Air Transport Publications
Login   |   Register
jobs Jobs
events Events
My bookmarks

Go with the flow

There have been many developments in waste/water system technology on-board commercial aircraft in recent times. Most of these developments are linked to increased complexity of the systems with respect to the communication between the equipment and system status indication, as Mario Pierobon finds



Torsten Böttger, Vice President Engineering and Dr Gerd Wedler, Head of System Engineering at Diehl Aviation, point out that new potable water circulation systems control both the water pressure and water flow by means of a new kind of potable water pump. “This system leads to no pressure loss, even for parallel use of various supplies, and symbolises a positive progress in water system technology,” they say. “Additionally, the development of disinfection applications for potable water systems is increasing to manage sterilisation during water circulation, without the collateral effect of neutralised bacteria.
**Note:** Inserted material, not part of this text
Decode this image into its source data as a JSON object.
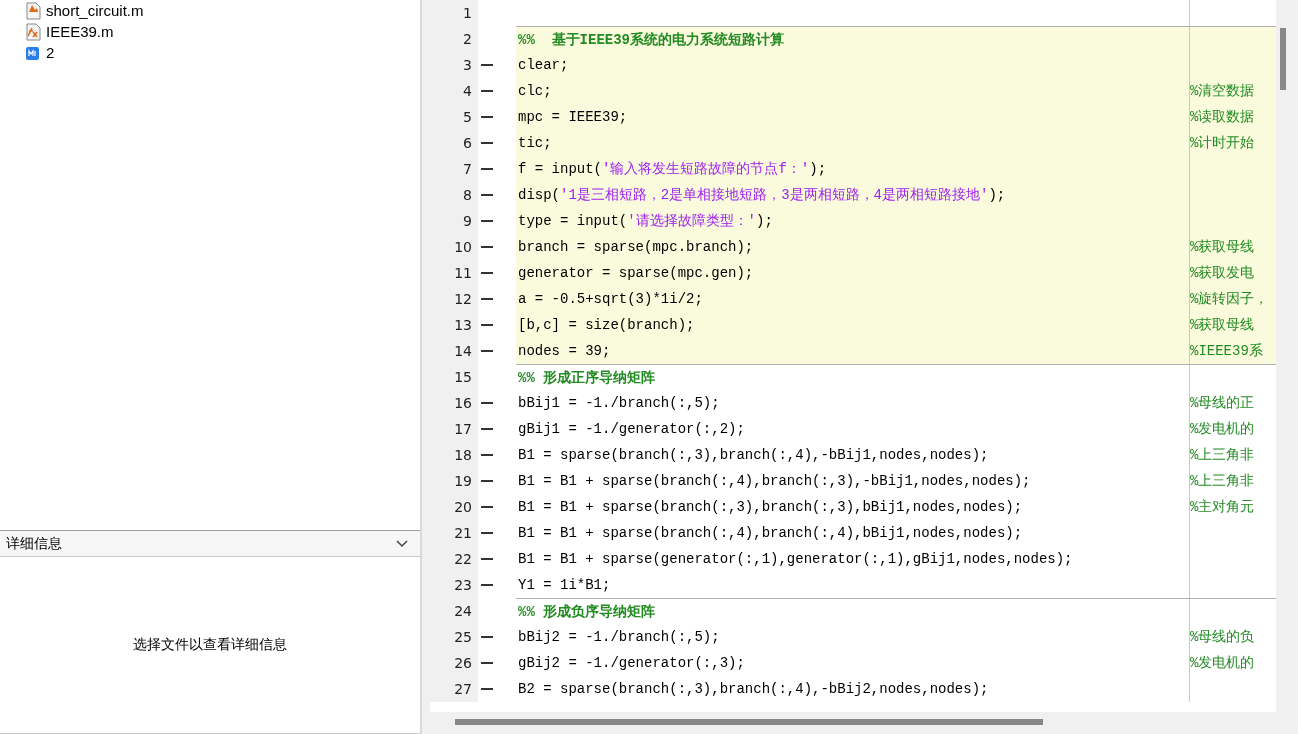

For example, the water treatment module for the Airbus A350 for high potable water quality manages the sterilisation continuously during the water circulation upon filling.”
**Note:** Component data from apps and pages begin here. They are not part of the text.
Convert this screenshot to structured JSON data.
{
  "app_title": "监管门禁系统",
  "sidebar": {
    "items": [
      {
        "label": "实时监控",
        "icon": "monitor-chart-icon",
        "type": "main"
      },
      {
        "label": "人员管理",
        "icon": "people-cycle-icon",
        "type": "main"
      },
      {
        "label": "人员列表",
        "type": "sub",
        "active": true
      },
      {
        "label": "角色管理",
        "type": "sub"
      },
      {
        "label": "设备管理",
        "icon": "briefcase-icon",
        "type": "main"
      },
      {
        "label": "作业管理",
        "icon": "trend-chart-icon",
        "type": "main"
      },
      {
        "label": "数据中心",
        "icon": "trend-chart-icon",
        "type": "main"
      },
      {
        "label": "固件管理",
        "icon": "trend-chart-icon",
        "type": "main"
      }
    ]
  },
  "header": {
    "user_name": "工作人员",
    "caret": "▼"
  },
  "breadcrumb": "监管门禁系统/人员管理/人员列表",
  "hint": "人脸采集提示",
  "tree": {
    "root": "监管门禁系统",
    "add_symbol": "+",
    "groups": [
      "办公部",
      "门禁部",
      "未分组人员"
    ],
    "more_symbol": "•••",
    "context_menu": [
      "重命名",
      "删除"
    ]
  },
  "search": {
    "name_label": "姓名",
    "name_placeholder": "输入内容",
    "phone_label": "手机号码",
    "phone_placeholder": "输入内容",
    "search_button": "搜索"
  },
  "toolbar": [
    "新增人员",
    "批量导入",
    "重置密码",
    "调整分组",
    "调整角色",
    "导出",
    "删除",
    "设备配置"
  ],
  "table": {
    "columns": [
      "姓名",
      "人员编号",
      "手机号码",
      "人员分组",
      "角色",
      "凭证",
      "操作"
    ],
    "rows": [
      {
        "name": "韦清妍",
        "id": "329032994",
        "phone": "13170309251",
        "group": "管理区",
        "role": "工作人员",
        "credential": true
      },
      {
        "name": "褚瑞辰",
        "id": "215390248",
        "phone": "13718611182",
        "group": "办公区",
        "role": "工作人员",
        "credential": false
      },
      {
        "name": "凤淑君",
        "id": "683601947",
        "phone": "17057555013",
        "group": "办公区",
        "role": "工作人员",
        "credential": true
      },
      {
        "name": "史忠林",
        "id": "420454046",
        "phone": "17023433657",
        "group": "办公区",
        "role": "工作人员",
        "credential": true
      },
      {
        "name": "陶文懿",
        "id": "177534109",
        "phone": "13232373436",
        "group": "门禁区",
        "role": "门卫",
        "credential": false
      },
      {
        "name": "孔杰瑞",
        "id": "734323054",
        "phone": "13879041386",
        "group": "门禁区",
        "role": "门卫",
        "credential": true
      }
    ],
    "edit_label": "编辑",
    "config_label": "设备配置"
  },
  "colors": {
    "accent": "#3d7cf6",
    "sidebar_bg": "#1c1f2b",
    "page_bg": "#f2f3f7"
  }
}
“On the Airbus A350, a potable water treatment module has been introduced that uses ultra violet (UV) radiation to decrease the risk of microbiological contamination of the system,” says Jürgen Winkler, Aircraft System Engineer at Lufthansa Technik. “We expect less maintenance effort to disinfect the potable water system, thanks to extended interval. The benefit of the potable water treatment module is currently being validated.” One of the most important improvements from Boeing with regard to waste/water systems (WWS) is also the installation of a UV water treatment module. 


“This module is part of the Boeing 787 design. The UV water treatment module cleans the ground service water of any remaining disease organism during the potable water filling operation,” says Yannick Canagassabe, Cabin Engineer & Minor Repair CVE at Air France Industries KLM Engineering & Maintenance (AFI KLM E&M). “WWS have been fairly stable, with key step changes over the last few decades reducing weight, introducing redundancies and improving the overall reliability of the systems,” says Lamia Khaled, Director, Sales and Marketing for Lavatories and Water/Waste Systems at Rockwell Collins.
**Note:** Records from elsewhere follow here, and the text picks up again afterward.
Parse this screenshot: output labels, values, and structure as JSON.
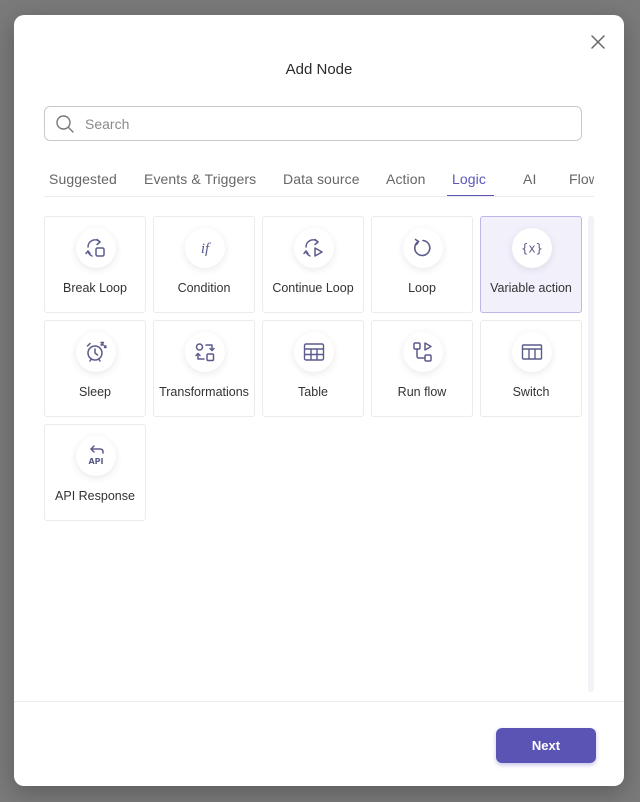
{
  "modal": {
    "title": "Add Node",
    "close_icon": "close-icon"
  },
  "search": {
    "placeholder": "Search",
    "value": "",
    "icon": "search-icon"
  },
  "tabs": [
    {
      "label": "Suggested",
      "active": false
    },
    {
      "label": "Events & Triggers",
      "active": false
    },
    {
      "label": "Data source",
      "active": false
    },
    {
      "label": "Action",
      "active": false
    },
    {
      "label": "Logic",
      "active": true
    },
    {
      "label": "AI",
      "active": false
    },
    {
      "label": "Flow",
      "active": false
    }
  ],
  "nodes": [
    {
      "label": "Break Loop",
      "icon": "break-loop-icon",
      "selected": false
    },
    {
      "label": "Condition",
      "icon": "if-icon",
      "selected": false
    },
    {
      "label": "Continue Loop",
      "icon": "continue-loop-icon",
      "selected": false
    },
    {
      "label": "Loop",
      "icon": "loop-icon",
      "selected": false
    },
    {
      "label": "Variable action",
      "icon": "variable-icon",
      "selected": true
    },
    {
      "label": "Sleep",
      "icon": "alarm-clock-icon",
      "selected": false
    },
    {
      "label": "Transformations",
      "icon": "transform-icon",
      "selected": false
    },
    {
      "label": "Table",
      "icon": "table-icon",
      "selected": false
    },
    {
      "label": "Run flow",
      "icon": "run-flow-icon",
      "selected": false
    },
    {
      "label": "Switch",
      "icon": "switch-icon",
      "selected": false
    },
    {
      "label": "API Response",
      "icon": "api-icon",
      "selected": false
    }
  ],
  "footer": {
    "next_label": "Next"
  },
  "colors": {
    "accent": "#5a54b5",
    "icon": "#5b5b8c",
    "selected_bg": "#f1f0fb",
    "overlay": "#7a7a7a"
  }
}
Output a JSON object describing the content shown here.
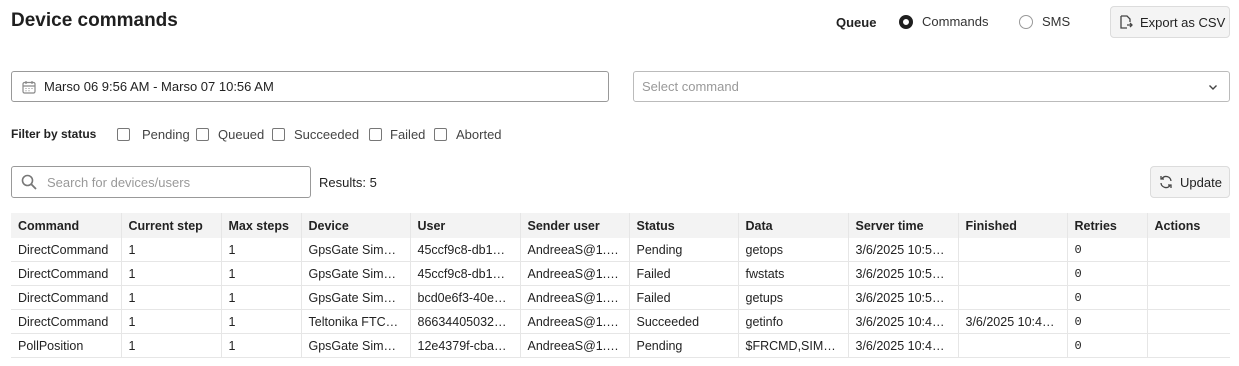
{
  "header": {
    "title": "Device commands",
    "queue_label": "Queue",
    "queue_options": [
      {
        "label": "Commands",
        "selected": true
      },
      {
        "label": "SMS",
        "selected": false
      }
    ],
    "export_label": "Export as CSV",
    "export_icon": "export-file-icon"
  },
  "filters": {
    "date_range": "Marso 06 9:56 AM - Marso 07 10:56 AM",
    "date_icon": "calendar-icon",
    "command_placeholder": "Select command",
    "status_label": "Filter by status",
    "statuses": [
      {
        "label": "Pending",
        "checked": false
      },
      {
        "label": "Queued",
        "checked": false
      },
      {
        "label": "Succeeded",
        "checked": false
      },
      {
        "label": "Failed",
        "checked": false
      },
      {
        "label": "Aborted",
        "checked": false
      }
    ]
  },
  "search": {
    "placeholder": "Search for devices/users",
    "value": ""
  },
  "results_text": "Results: 5",
  "update_label": "Update",
  "table": {
    "columns": [
      "Command",
      "Current step",
      "Max steps",
      "Device",
      "User",
      "Sender user",
      "Status",
      "Data",
      "Server time",
      "Finished",
      "Retries",
      "Actions"
    ],
    "rows": [
      [
        "DirectCommand",
        "1",
        "1",
        "GpsGate Simul…",
        "45ccf9c8-db1…",
        "AndreeaS@1. S…",
        "Pending",
        "getops",
        "3/6/2025 10:5…",
        "",
        "0",
        ""
      ],
      [
        "DirectCommand",
        "1",
        "1",
        "GpsGate Simul…",
        "45ccf9c8-db1…",
        "AndreeaS@1. S…",
        "Failed",
        "fwstats",
        "3/6/2025 10:5…",
        "",
        "0",
        ""
      ],
      [
        "DirectCommand",
        "1",
        "1",
        "GpsGate Simul…",
        "bcd0e6f3-40e…",
        "AndreeaS@1. S…",
        "Failed",
        "getups",
        "3/6/2025 10:5…",
        "",
        "0",
        ""
      ],
      [
        "DirectCommand",
        "1",
        "1",
        "Teltonika FTC9…",
        "86634405032…",
        "AndreeaS@1. S…",
        "Succeeded",
        "getinfo",
        "3/6/2025 10:4…",
        "3/6/2025 10:4…",
        "0",
        ""
      ],
      [
        "PollPosition",
        "1",
        "1",
        "GpsGate Simul…",
        "12e4379f-cba…",
        "AndreeaS@1. S…",
        "Pending",
        "$FRCMD,SIM0…",
        "3/6/2025 10:4…",
        "",
        "0",
        ""
      ]
    ]
  }
}
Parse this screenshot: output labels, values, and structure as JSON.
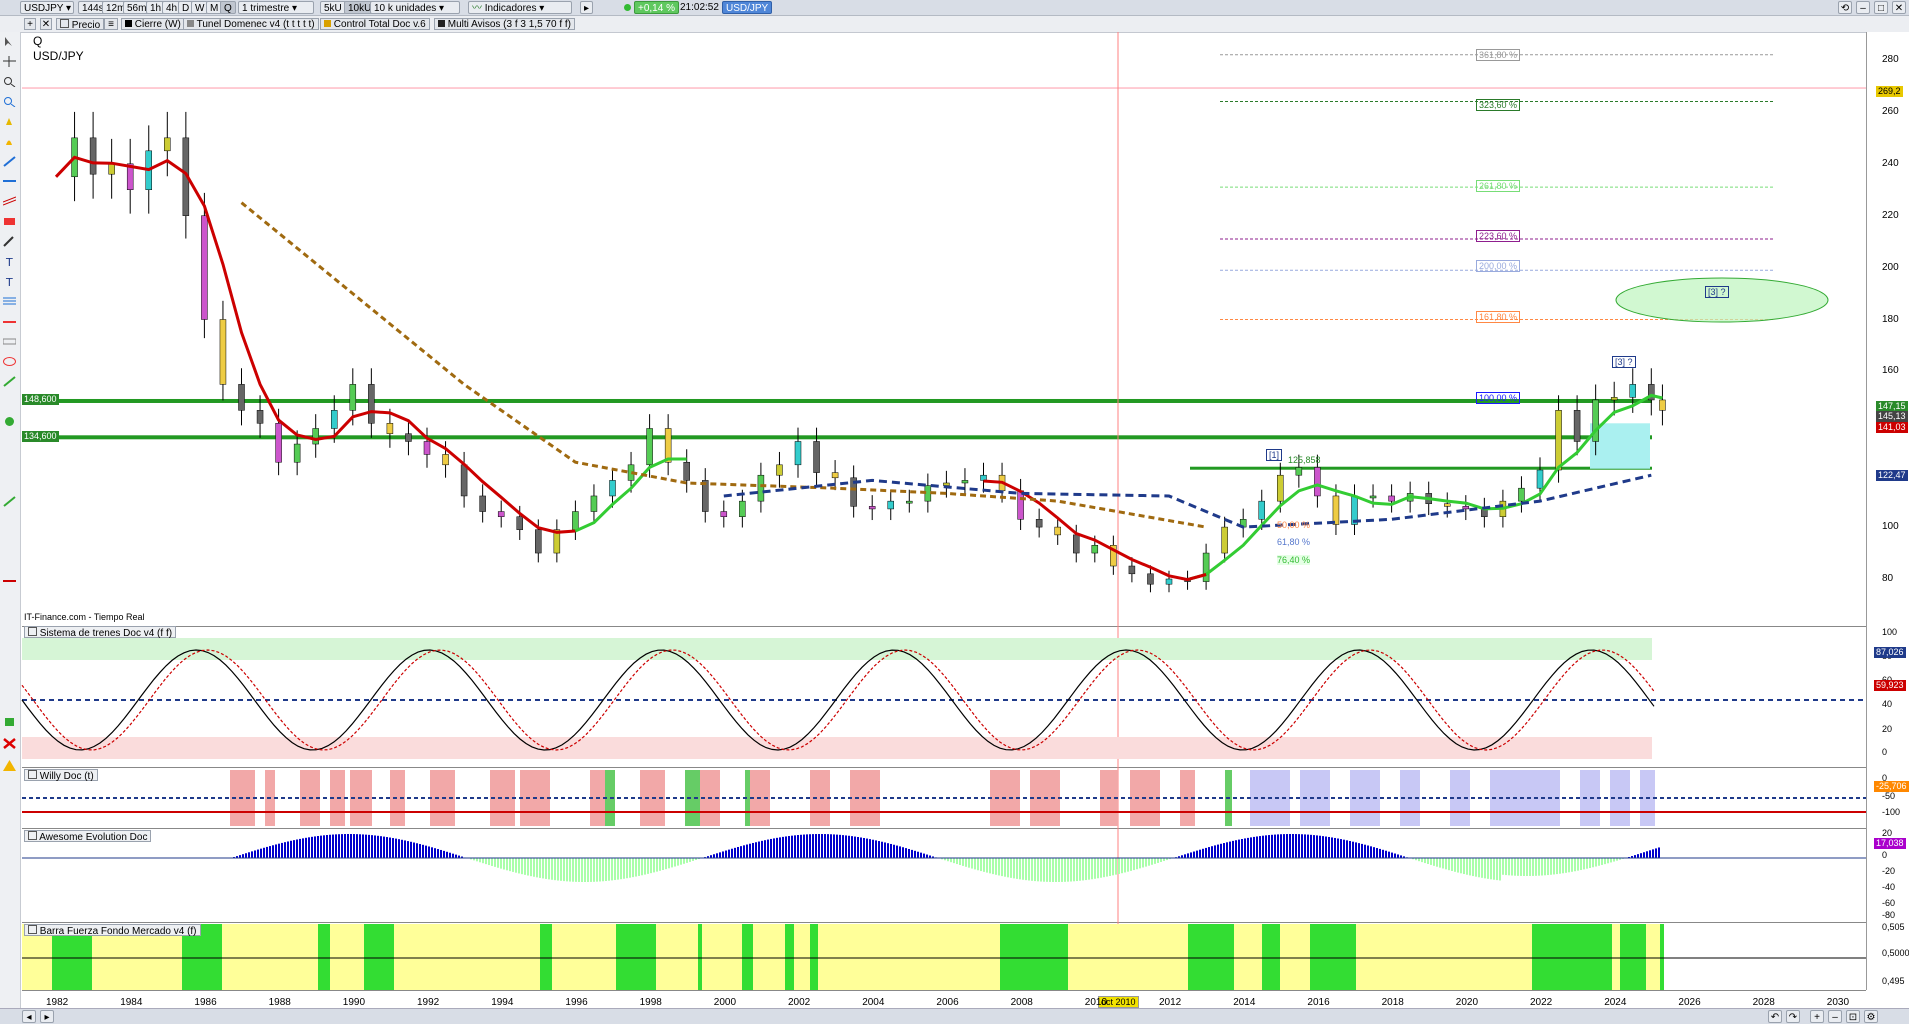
{
  "toolbar": {
    "symbol": "USDJPY",
    "timeframes": [
      "144s",
      "12m",
      "56m",
      "1h",
      "4h",
      "D",
      "W",
      "M",
      "Q"
    ],
    "active_timeframe": "Q",
    "period": "1 trimestre",
    "size_buttons": [
      "5kU",
      "10kU"
    ],
    "units": "10 k unidades",
    "indicators_label": "Indicadores",
    "change": "+0,14 %",
    "time": "21:02:52",
    "instrument_tab": "USD/JPY"
  },
  "legend_bar": {
    "items": [
      "Precio",
      "Cierre (W)",
      "Tunel Domenec v4 (t t t t t)",
      "Control Total Doc v.6",
      "Multi Avisos (3 f 3 1,5 70 f f)"
    ]
  },
  "main_chart": {
    "period_label": "Q",
    "instrument": "USD/JPY",
    "source": "IT-Finance.com - Tiempo Real",
    "y_ticks": [
      "280",
      "260",
      "240",
      "220",
      "200",
      "180",
      "160",
      "140",
      "120",
      "100",
      "80"
    ],
    "price_tags": [
      {
        "text": "269,2",
        "color": "#e8c800"
      },
      {
        "text": "147,15",
        "color": "#2a8a2a"
      },
      {
        "text": "145,13",
        "color": "#444"
      },
      {
        "text": "141,03",
        "color": "#c00"
      },
      {
        "text": "122,47",
        "color": "#1f3a8a"
      }
    ],
    "level_labels": [
      {
        "text": "148,600"
      },
      {
        "text": "134,600"
      }
    ],
    "fib_levels": [
      {
        "text": "361,80 %",
        "color": "#999999"
      },
      {
        "text": "323,60 %",
        "color": "#2a7a2a"
      },
      {
        "text": "261,80 %",
        "color": "#77dd77"
      },
      {
        "text": "223,60 %",
        "color": "#8e1e8e"
      },
      {
        "text": "200,00 %",
        "color": "#99aadd"
      },
      {
        "text": "161,80 %",
        "color": "#ff8844"
      },
      {
        "text": "100,00 %",
        "color": "#1a1aff"
      }
    ],
    "wave_labels": [
      "[3] ?",
      "[3] ?",
      "[1]"
    ],
    "peak_value": "125,858",
    "retrace_labels": [
      "50,00 %",
      "61,80 %",
      "76,40 %"
    ],
    "crosshair_date": "oct 2010"
  },
  "x_axis": [
    "1982",
    "1984",
    "1986",
    "1988",
    "1990",
    "1992",
    "1994",
    "1996",
    "1998",
    "2000",
    "2002",
    "2004",
    "2006",
    "2008",
    "2010",
    "2012",
    "2014",
    "2016",
    "2018",
    "2020",
    "2022",
    "2024",
    "2026",
    "2028",
    "2030"
  ],
  "panels": [
    {
      "title": "Sistema de trenes Doc v4 (f f)",
      "y_ticks": [
        "100",
        "80",
        "60",
        "40",
        "20",
        "0"
      ],
      "tags": [
        {
          "text": "87,026",
          "color": "#1f3a8a"
        },
        {
          "text": "59,923",
          "color": "#c00"
        }
      ]
    },
    {
      "title": "Willy Doc (t)",
      "y_ticks": [
        "0",
        "-50",
        "-100"
      ],
      "tags": [
        {
          "text": "-25,706",
          "color": "#ff8800"
        }
      ]
    },
    {
      "title": "Awesome Evolution Doc",
      "y_ticks": [
        "20",
        "0",
        "-20",
        "-40",
        "-60",
        "-80"
      ],
      "tags": [
        {
          "text": "17,038",
          "color": "#aa00cc"
        }
      ]
    },
    {
      "title": "Barra Fuerza Fondo Mercado v4 (f)",
      "y_ticks": [
        "0,505",
        "0,5000",
        "0,495"
      ],
      "tags": []
    }
  ],
  "colors": {
    "bull": "#33cc33",
    "bear": "#cc0000",
    "yellow_band": "#ffff99",
    "green_band": "#33dd33"
  }
}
“In recent years, with the drive for a more connected aircraft, there has been a trend in introducing additional maintenance diagnostic and communication capabilities. This enables airlines to better track the WWS performance and have a better forecast around spares requirements, consequently reducing delays.” A significant amount of research and development is currently on fibre-plastic reinforced applications to save weight and costs – such as replacing titanium for waste tubes, metal for storage tanks and metal based toilet assemblies, according to Böttger and Wedler.


“Additionally, since 1977, the galley waste disposal units of various suppliers enable the disposal of small – partly – liquid galley waste directly into the aircraft’s waste tanks. Diehl Aviation’s Galley  Waste Disposal Unit (GWDU) is an innovative aerosol-air vectoring injection system, featuring a specific industrial design approach with a one-box architecture. The GWDU facilitates the disposal of a high amount of waste. For instance, the GWDU is able to dispose more than 2kg coffee grounds in a single flush. Not only the galley personnel profits from the speedy disposal, but also the airline due to the saving of rinsing water and thus of weight with each individual flush,” they say. >>


To download the PDF file for this article, you have to pay the amount by pressing the PayPal button below!

Filename: Go with the flow.pdf
Price: £10

Contact our team for more information!

The Airlines channel

Industry blog
Highlights from the Cabin Refurbishment & Repair Conference


You must be logged in to post a comment.

Please login or sign up for a free account.

Disclaimer text: The views expressed in the above comments do not necessarily express the views of Air Transport Publications Ltd. or any of its publications.